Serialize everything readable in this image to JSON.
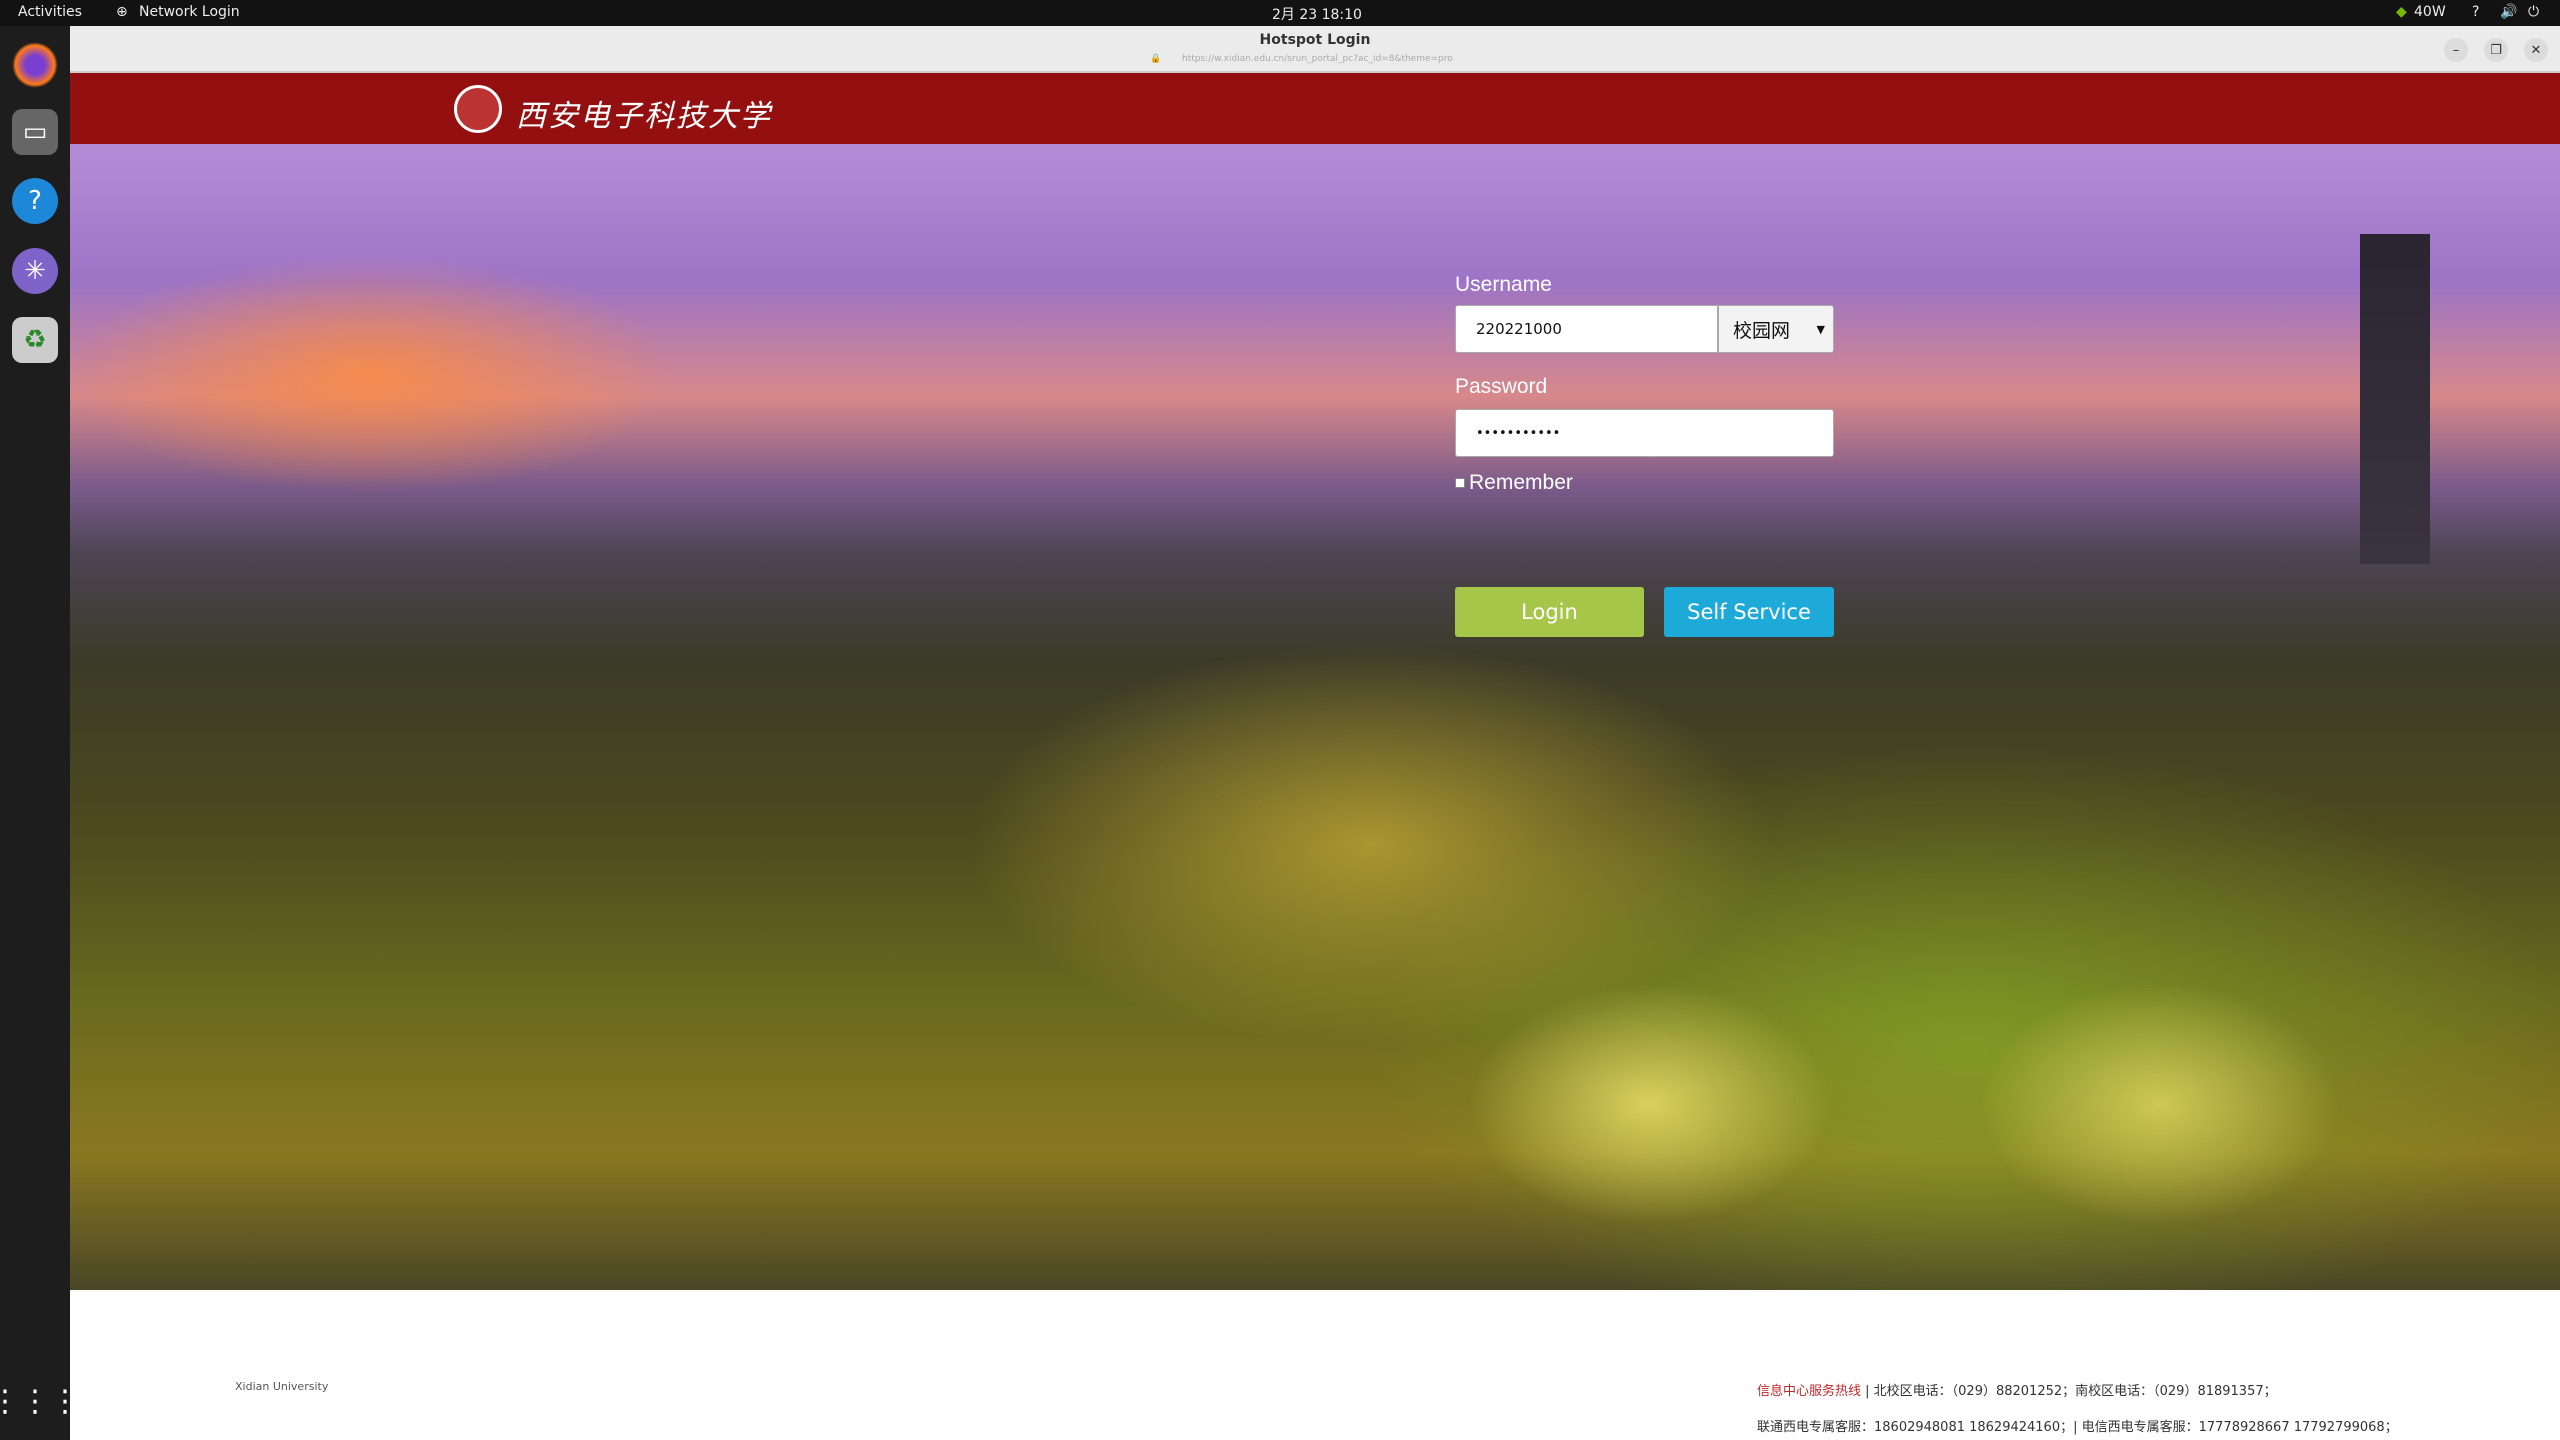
{
  "topbar": {
    "activities": "Activities",
    "app": "Network Login",
    "clock": "2月 23  18:10",
    "gpu": "40W"
  },
  "dock": {
    "items": [
      "Firefox",
      "Files",
      "Help",
      "Network Login",
      "Trash",
      "Show Applications"
    ]
  },
  "window": {
    "title": "Hotspot Login",
    "url": "https://w.xidian.edu.cn/srun_portal_pc?ac_id=8&theme=pro"
  },
  "header": {
    "logo_text": "西安电子科技大学"
  },
  "form": {
    "username_label": "Username",
    "username_value": "220221000",
    "domain_selected": "校园网",
    "password_label": "Password",
    "password_value": "•••••••••••",
    "remember_label": "Remember",
    "remember_checked": false,
    "login": "Login",
    "self_service": "Self Service",
    "login_color": "#a6c64a",
    "self_service_color": "#1eaad8"
  },
  "footer": {
    "left": "Xidian University",
    "hotline_label": "信息中心服务热线",
    "line1": " | 北校区电话：（029）88201252；南校区电话：（029）81891357；",
    "line2": "联通西电专属客服：18602948081 18629424160；| 电信西电专属客服：17778928667 17792799068；"
  }
}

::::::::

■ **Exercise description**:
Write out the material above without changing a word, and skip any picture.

■ **Completed exercise**:
Serialize everything readable in this image to JSON.
{
  "topbar": {
    "activities": "Activities",
    "app": "Network Login",
    "clock": "2月 23  18:10",
    "gpu": "40W"
  },
  "dock": {
    "items": [
      "Firefox",
      "Files",
      "Help",
      "Network Login",
      "Trash",
      "Show Applications"
    ]
  },
  "window": {
    "title": "Hotspot Login",
    "url": "https://w.xidian.edu.cn/srun_portal_pc?ac_id=8&theme=pro"
  },
  "header": {
    "logo_text": "西安电子科技大学"
  },
  "form": {
    "username_label": "Username",
    "username_value": "220221000",
    "domain_selected": "校园网",
    "password_label": "Password",
    "password_value": "•••••••••••",
    "remember_label": "Remember",
    "remember_checked": false,
    "login": "Login",
    "self_service": "Self Service",
    "login_color": "#a6c64a",
    "self_service_color": "#1eaad8"
  },
  "footer": {
    "left": "Xidian University",
    "hotline_label": "信息中心服务热线",
    "line1": " | 北校区电话：（029）88201252；南校区电话：（029）81891357；",
    "line2": "联通西电专属客服：18602948081 18629424160；| 电信西电专属客服：17778928667 17792799068；"
  }
}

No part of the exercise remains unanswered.